Friday 7 a.m.
My video shows the basis of the forecast of continued dry weather in much of the northeast third of the country
This is national chemistry week. In the weather department, of course you need to know how to face the elements whether you're traveling or staying around the family compound this weekend.
And, since it'll dry, it's great weather for going oxide. This kind of weather really gives many people a positive charge. A U! ... this is good as gold.
The formula for this kind of weather is west to east flow in the upper atmosphere and no addition of H20 from the Gulf of Mexico or Atlantic. Amines there's no new cold air coming.

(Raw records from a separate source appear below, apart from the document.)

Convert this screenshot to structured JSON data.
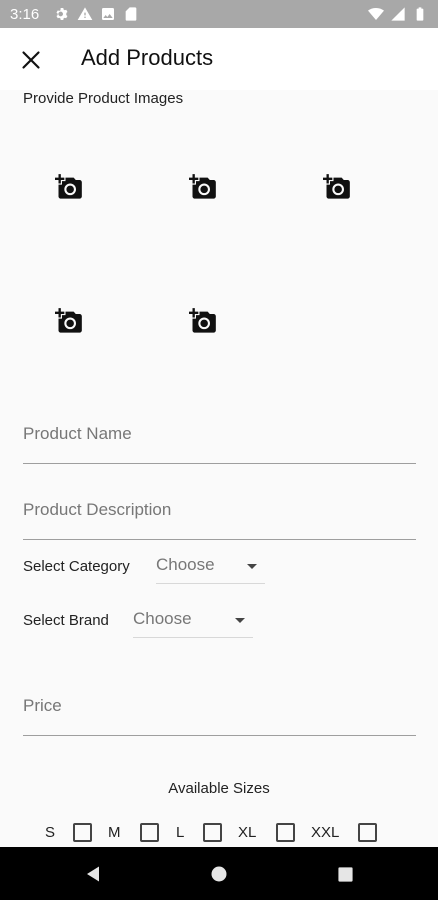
{
  "status_bar": {
    "time": "3:16",
    "left_icons": [
      "gear-icon",
      "warning-icon",
      "image-icon",
      "sd-card-icon"
    ],
    "right_icons": [
      "wifi-icon",
      "cellular-icon",
      "battery-icon"
    ]
  },
  "app_bar": {
    "title": "Add Products",
    "close_icon": "close-icon"
  },
  "images_section": {
    "label": "Provide Product Images",
    "slot_icon": "add-a-photo-icon"
  },
  "form": {
    "product_name_placeholder": "Product Name",
    "product_description_placeholder": "Product Description",
    "category_label": "Select Category",
    "category_value": "Choose",
    "brand_label": "Select Brand",
    "brand_value": "Choose",
    "price_placeholder": "Price"
  },
  "sizes": {
    "title": "Available Sizes",
    "options": [
      "S",
      "M",
      "L",
      "XL",
      "XXL"
    ]
  },
  "nav_bar": {
    "buttons": [
      "back-icon",
      "home-icon",
      "recents-icon"
    ]
  },
  "colors": {
    "status_bar": "#a8a8a8",
    "background": "#fafafa",
    "app_bar": "#ffffff",
    "nav_bar": "#000000"
  }
}
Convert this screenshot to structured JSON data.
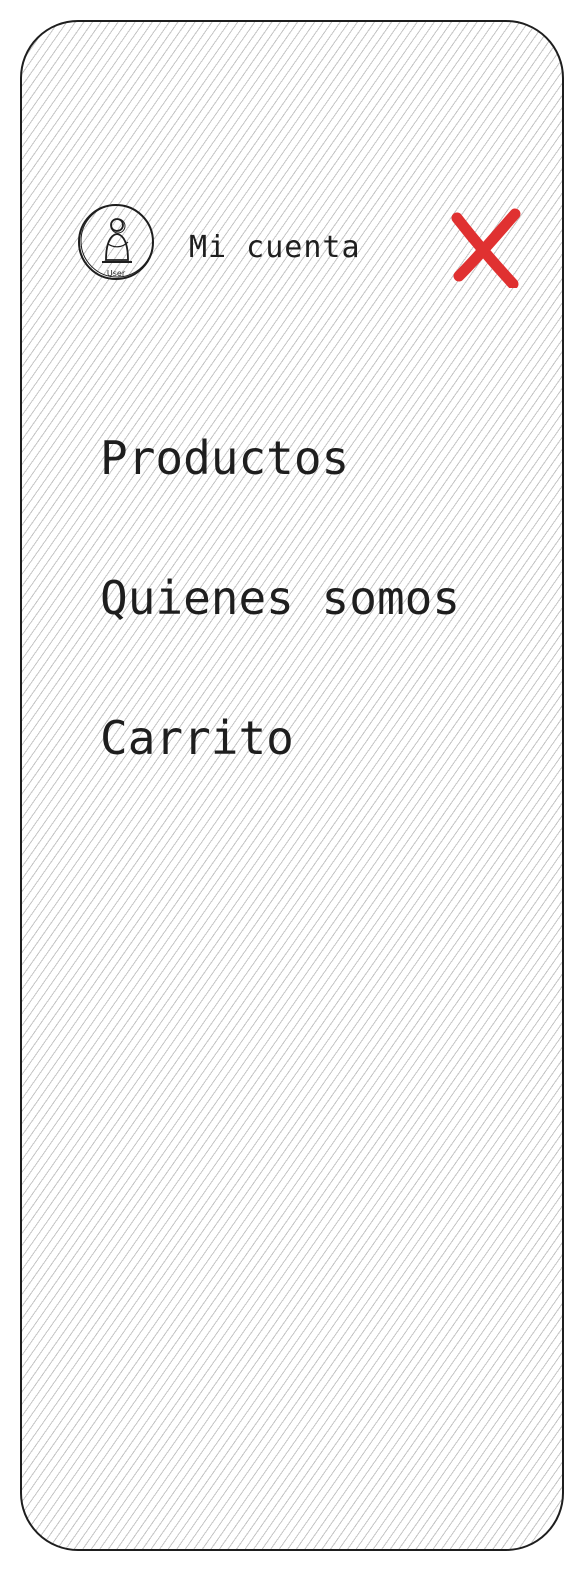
{
  "header": {
    "avatar_caption": "User",
    "account_label": "Mi cuenta",
    "close_icon": "close-x-icon",
    "close_color": "#e03131"
  },
  "menu": {
    "items": [
      {
        "label": "Productos"
      },
      {
        "label": "Quienes somos"
      },
      {
        "label": "Carrito"
      }
    ]
  },
  "colors": {
    "ink": "#1e1e1e",
    "hatch": "#969696"
  }
}
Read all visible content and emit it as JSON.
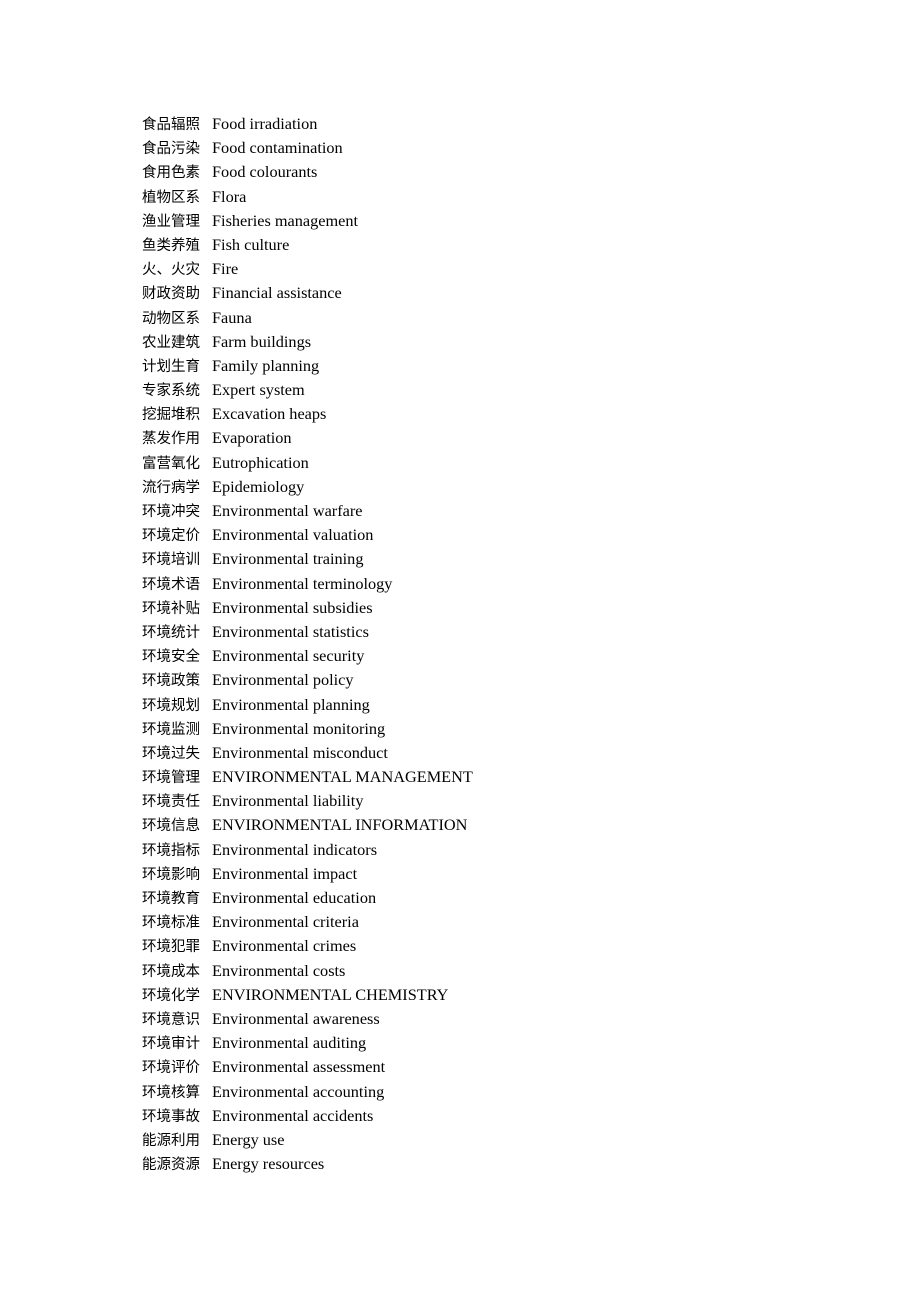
{
  "document": {
    "type": "bilingual-glossary",
    "page_background": "#ffffff",
    "text_color": "#000000",
    "entries": [
      {
        "zh": "食品辐照",
        "en": "Food irradiation"
      },
      {
        "zh": "食品污染",
        "en": "Food contamination"
      },
      {
        "zh": "食用色素",
        "en": "Food colourants"
      },
      {
        "zh": "植物区系",
        "en": "Flora"
      },
      {
        "zh": "渔业管理",
        "en": "Fisheries management"
      },
      {
        "zh": "鱼类养殖",
        "en": "Fish culture"
      },
      {
        "zh": "火、火灾",
        "en": "Fire"
      },
      {
        "zh": "财政资助",
        "en": "Financial assistance"
      },
      {
        "zh": "动物区系",
        "en": "Fauna"
      },
      {
        "zh": "农业建筑",
        "en": "Farm buildings"
      },
      {
        "zh": "计划生育",
        "en": "Family planning"
      },
      {
        "zh": "专家系统",
        "en": "Expert system"
      },
      {
        "zh": "挖掘堆积",
        "en": "Excavation heaps"
      },
      {
        "zh": "蒸发作用",
        "en": "Evaporation"
      },
      {
        "zh": "富营氧化",
        "en": "Eutrophication"
      },
      {
        "zh": "流行病学",
        "en": "Epidemiology"
      },
      {
        "zh": "环境冲突",
        "en": "Environmental warfare"
      },
      {
        "zh": "环境定价",
        "en": "Environmental valuation"
      },
      {
        "zh": "环境培训",
        "en": "Environmental training"
      },
      {
        "zh": "环境术语",
        "en": "Environmental terminology"
      },
      {
        "zh": "环境补贴",
        "en": "Environmental subsidies"
      },
      {
        "zh": "环境统计",
        "en": "Environmental statistics"
      },
      {
        "zh": "环境安全",
        "en": "Environmental security"
      },
      {
        "zh": "环境政策",
        "en": "Environmental policy"
      },
      {
        "zh": "环境规划",
        "en": "Environmental planning"
      },
      {
        "zh": "环境监测",
        "en": "Environmental monitoring"
      },
      {
        "zh": "环境过失",
        "en": "Environmental misconduct"
      },
      {
        "zh": "环境管理",
        "en": "ENVIRONMENTAL MANAGEMENT"
      },
      {
        "zh": "环境责任",
        "en": "Environmental liability"
      },
      {
        "zh": "环境信息",
        "en": "ENVIRONMENTAL INFORMATION"
      },
      {
        "zh": "环境指标",
        "en": "Environmental indicators"
      },
      {
        "zh": "环境影响",
        "en": "Environmental impact"
      },
      {
        "zh": "环境教育",
        "en": "Environmental education"
      },
      {
        "zh": "环境标准",
        "en": "Environmental criteria"
      },
      {
        "zh": "环境犯罪",
        "en": "Environmental crimes"
      },
      {
        "zh": "环境成本",
        "en": "Environmental costs"
      },
      {
        "zh": "环境化学",
        "en": "ENVIRONMENTAL CHEMISTRY"
      },
      {
        "zh": "环境意识",
        "en": "Environmental awareness"
      },
      {
        "zh": "环境审计",
        "en": "Environmental auditing"
      },
      {
        "zh": "环境评价",
        "en": "Environmental assessment"
      },
      {
        "zh": "环境核算",
        "en": "Environmental accounting"
      },
      {
        "zh": "环境事故",
        "en": "Environmental accidents"
      },
      {
        "zh": "能源利用",
        "en": "Energy use"
      },
      {
        "zh": "能源资源",
        "en": "Energy resources"
      }
    ]
  }
}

Sodium skies remain sunny through Tuesday.
People can go out for any outdoor activity around here while the World Series shifts to St Louis and pitchers trade bunts and burners. Today's temperature reach the 40s in northern New England and well into the 50s in the Middle Atlantic region. We can stand on that max planck until the this air boltz, man. To people worried about it getting even colder than this, this will be acetlyene influence. You can go out for a walk and maybe see your neighborhood chemist with his or her favorite kind of pet. You know: a lab.
Some people keep asking when storms could cancel their outdoor plans. With this kind of weather, nobody is raising a phosphorus. It's not the kind of weather people associate with colds or ammonia. However, we do see signs of a catalyst to cause a major change in the middle or late part of next week, and the atmosphere could be volatile enough to cause a thunderstorm. So we have quite a wait before the rain arrives, but once the rain is approaching on radar, we have a molecular wait.

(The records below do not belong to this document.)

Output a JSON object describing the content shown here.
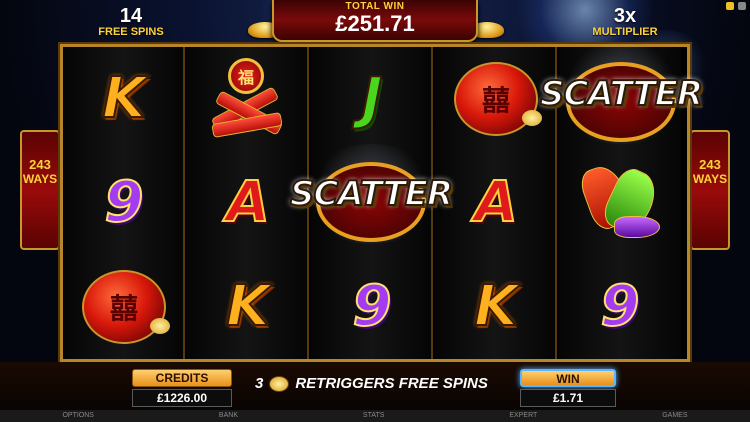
{
  "header": {
    "free_spins_count": "14",
    "free_spins_label": "FREE SPINS",
    "total_win_label": "TOTAL WIN",
    "total_win_value": "£251.71",
    "multiplier_value": "3x",
    "multiplier_label": "MULTIPLIER"
  },
  "ways": {
    "count": "243",
    "label": "WAYS"
  },
  "reels": [
    [
      "K",
      "9",
      "lantern"
    ],
    [
      "firecrackers",
      "A",
      "K"
    ],
    [
      "J",
      "scatter",
      "9"
    ],
    [
      "lantern",
      "A",
      "K"
    ],
    [
      "scatter",
      "rocket",
      "9"
    ]
  ],
  "symbols": {
    "scatter_text": "SCATTER",
    "lantern_glyph": "囍",
    "medal_glyph": "福"
  },
  "bottom": {
    "credits_label": "CREDITS",
    "credits_value": "£1226.00",
    "retrigger_count": "3",
    "retrigger_text": "RETRIGGERS FREE SPINS",
    "win_label": "WIN",
    "win_value": "£1.71"
  },
  "menu": [
    "OPTIONS",
    "BANK",
    "STATS",
    "EXPERT",
    "GAMES"
  ],
  "colors": {
    "gold": "#ffd23a",
    "frame": "#b8862a",
    "win_highlight": "#5ab4ff"
  }
}
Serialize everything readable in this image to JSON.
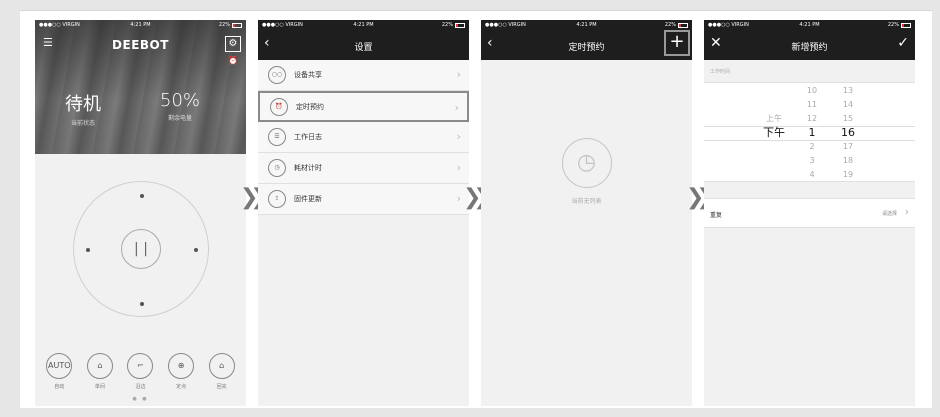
{
  "status": {
    "carrier": "●●●○○ VIRGIN",
    "time": "4:21 PM",
    "battery": "22%"
  },
  "screen1": {
    "brand": "DEEBOT",
    "state_value": "待机",
    "state_label": "当前状态",
    "battery_value": "50%",
    "battery_label": "剩余电量",
    "modes": [
      {
        "icon": "AUTO",
        "label": "自动"
      },
      {
        "icon": "⌂",
        "label": "单间"
      },
      {
        "icon": "⌐",
        "label": "沿边"
      },
      {
        "icon": "⊕",
        "label": "定点"
      },
      {
        "icon": "⌂",
        "label": "回充"
      }
    ]
  },
  "screen2": {
    "title": "设置",
    "items": [
      {
        "icon": "○○",
        "label": "设备共享"
      },
      {
        "icon": "⏰",
        "label": "定时预约"
      },
      {
        "icon": "☰",
        "label": "工作日志"
      },
      {
        "icon": "◷",
        "label": "耗材计时"
      },
      {
        "icon": "⇪",
        "label": "固件更新"
      }
    ]
  },
  "screen3": {
    "title": "定时预约",
    "empty_label": "当前无列表"
  },
  "screen4": {
    "title": "新增预约",
    "section_label": "工作时间",
    "ampm": [
      "",
      "",
      "上午",
      "下午",
      "",
      "",
      ""
    ],
    "hours": [
      "10",
      "11",
      "12",
      "1",
      "2",
      "3",
      "4"
    ],
    "minutes": [
      "13",
      "14",
      "15",
      "16",
      "17",
      "18",
      "19"
    ],
    "repeat_label": "重复",
    "repeat_value": "请选择"
  },
  "colors": {
    "navbar": "#1e1e1e",
    "highlight_border": "#8a8a8a"
  }
}
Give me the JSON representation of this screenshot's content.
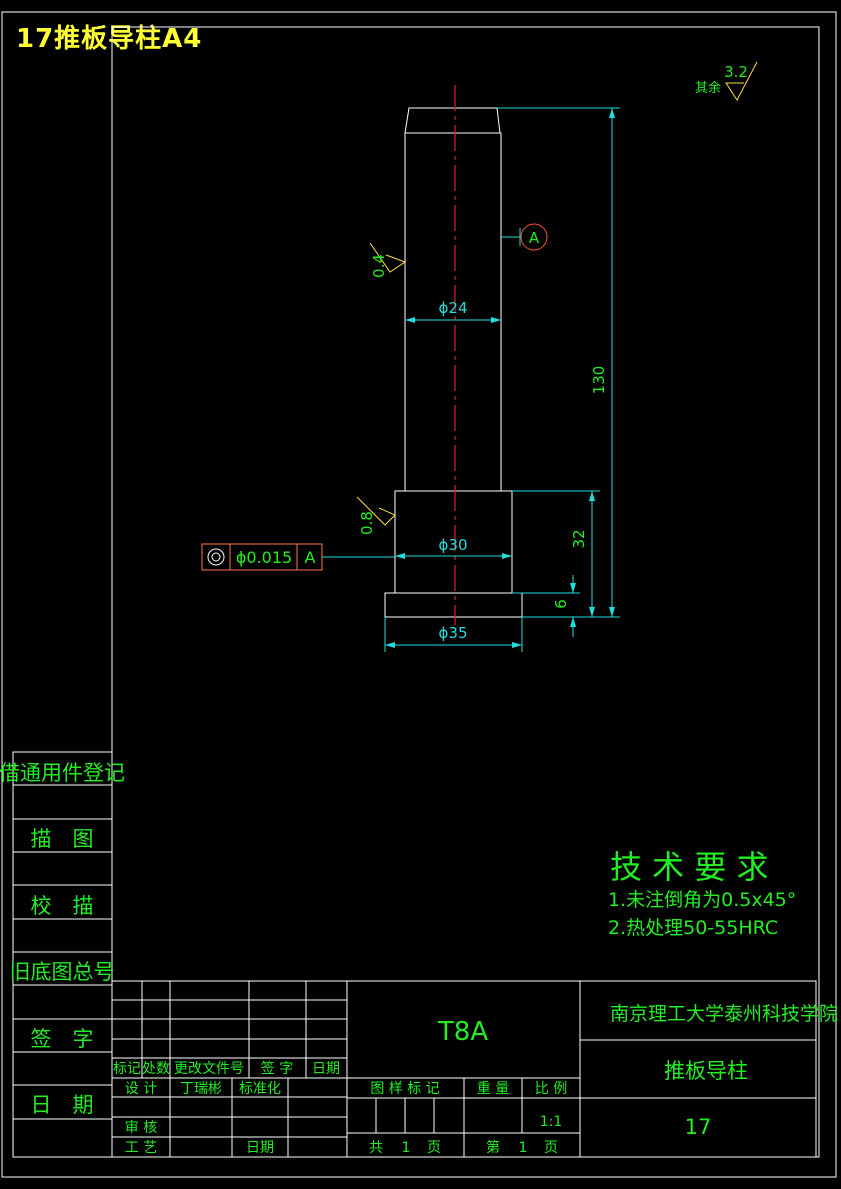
{
  "sheet_title": "17推板导柱A4",
  "roughness": {
    "other_label": "其余",
    "other_value": "3.2",
    "shaft_value": "0.4",
    "collar_value": "0.8"
  },
  "datum": {
    "letter": "A"
  },
  "tolerance": {
    "symbol": "◎",
    "value": "ϕ0.015",
    "datum": "A"
  },
  "dimensions": {
    "d24": "ϕ24",
    "d30": "ϕ30",
    "d35": "ϕ35",
    "len130": "130",
    "len32": "32",
    "len6": "6"
  },
  "tech_req": {
    "title": "技 术 要 求",
    "items": [
      "1.未注倒角为0.5x45°",
      "2.热处理50-55HRC"
    ]
  },
  "side_stamp": {
    "items": [
      "借通用件登记",
      "描　图",
      "校　描",
      "旧底图总号",
      "签　字",
      "日　期"
    ]
  },
  "title_block": {
    "material": "T8A",
    "school": "南京理工大学泰州科技学院",
    "part_name": "推板导柱",
    "drawing_no": "17",
    "rev_headers": [
      "标记",
      "处数",
      "更改文件号",
      "签  字",
      "日期"
    ],
    "design": "设 计",
    "designer": "丁瑞彬",
    "standardize": "标准化",
    "review": "审 核",
    "process": "工 艺",
    "date": "日期",
    "stage_mark": "图 样 标 记",
    "weight": "重 量",
    "scale_label": "比 例",
    "scale_value": "1:1",
    "total_label": "共",
    "total_pages": "1",
    "page_unit": "页",
    "page_label": "第",
    "page_num": "1"
  }
}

In summary, across most of the Ohio Valley and Middle Atlantic regions today tomorrow and Sunday will be a real gas, but as we go into middle and last part of next week, sunshine may be among the methane. There could be rain in the big east coast cities of Boston, New York City, Philadelphia, Washington and Polymer. And now you can tell me, "Elliot, you Argon."
I was looking over the GFS model's 16-day map set, and the sequence has quite a few changes. In the longer range, there seems to be a different look with each new run. One map that got my attention was the forecast for Nov. 7:
This map shows a low pressure center along a cold front that will cross the Eastern states today. From southern Pennsylvania southward, a few thunderstorms can develop this afternoon and evening, but everyone in the Middle and North Atlantic state should get some rain.
One way of displaying a forecast is by using a meteogram. Items like temperature, wind and precipitation are distributed across a chart so you can see what is supposed to happen and when. This cart is a meteogram for New York City. Three details are highlighted.
Thunderstorms broke out last night ahead of the warm front that will bring milder air to the Northeast on Thursday. Hundreds of lightning strokes occurred from Nebraska and Missouri into western Illinois. This picture shows a shaft of lightning about a mile from my home a couple of years ago.
Video: all the excitement of watching paint dry. This six-hour time lapse from Saturday, March 21, shows a parade of clouds overhead and the progressive melting of snow that fell heavily in central Pennsylvania the day before.
This map shows the storm causing today's area of snow, but with west to east flow, shows why the weather right behind the storm should be milder tomorrow. The cold front in the northwest corner arrives Sunday.
The map shows the snowfall forecast as of mid morning Thursday. In midwinter, windy cold weather often follows a snowfall. In this case, we expect Saturday afternoon to be nice mild in the areas that get snow tomorrow. However, another cold air mass will arrive Sunday and Sunday night.